A slow pace can be relatively comfortable, as the rider is lightly rocked from side to side. A slightly uneven pace that is somewhat between a pace and an amble, is the sobreandando of the Peruvian Paso. On the other hand, a slow pace is considered undesirable in an Icelandic horse, where it is called a lull or a "piggy-pace".

With one exception, a fast pace is uncomfortable for riding and very difficult to sit, because the rider is moved rapidly from side to side. The motion feels somewhat as if the rider is on a camel, another animal that naturally paces. However, a camel is much taller than a horse and so even at relatively fast speeds, a rider can follow the rocking motion of a camel. A pacing horse, being smaller and taking quicker steps, moves from side to side at a rate that becomes difficult for a rider to follow at speed, so though the gait is faster and useful for harness racing, it becomes impractical as a gait for riding at speed over long distances. However, in the case of the Icelandic horse, where the pace is known as the skeið, "flying pace" or flugskeið, it is a smooth and highly valued gait, ridden in short bursts at great speed.

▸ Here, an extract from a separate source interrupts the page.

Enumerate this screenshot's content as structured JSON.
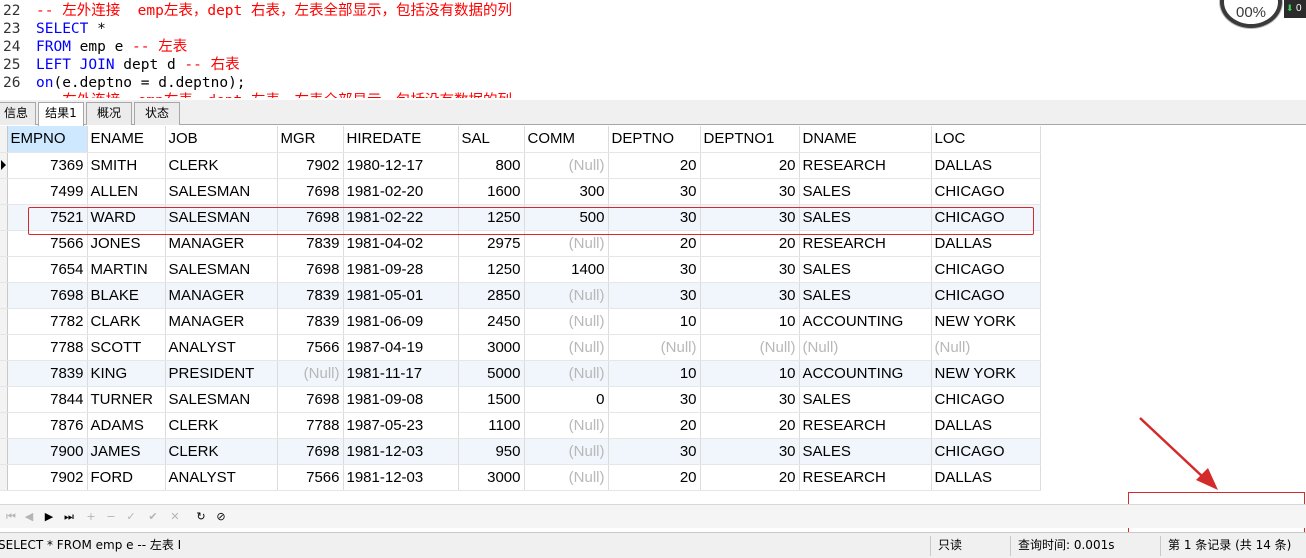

A horse that paces and is not used in harness is often taught to perform some form of amble, obtained by lightly unbalancing the horse so the footfalls of the pace break up into a four beat lateral gait that is smoother to ride. A rider cannot properly post to a pacing horse because there is no diagonal gait pattern to follow, though some riders attempt to avoid jostling by rhythmically rising and sitting.[1]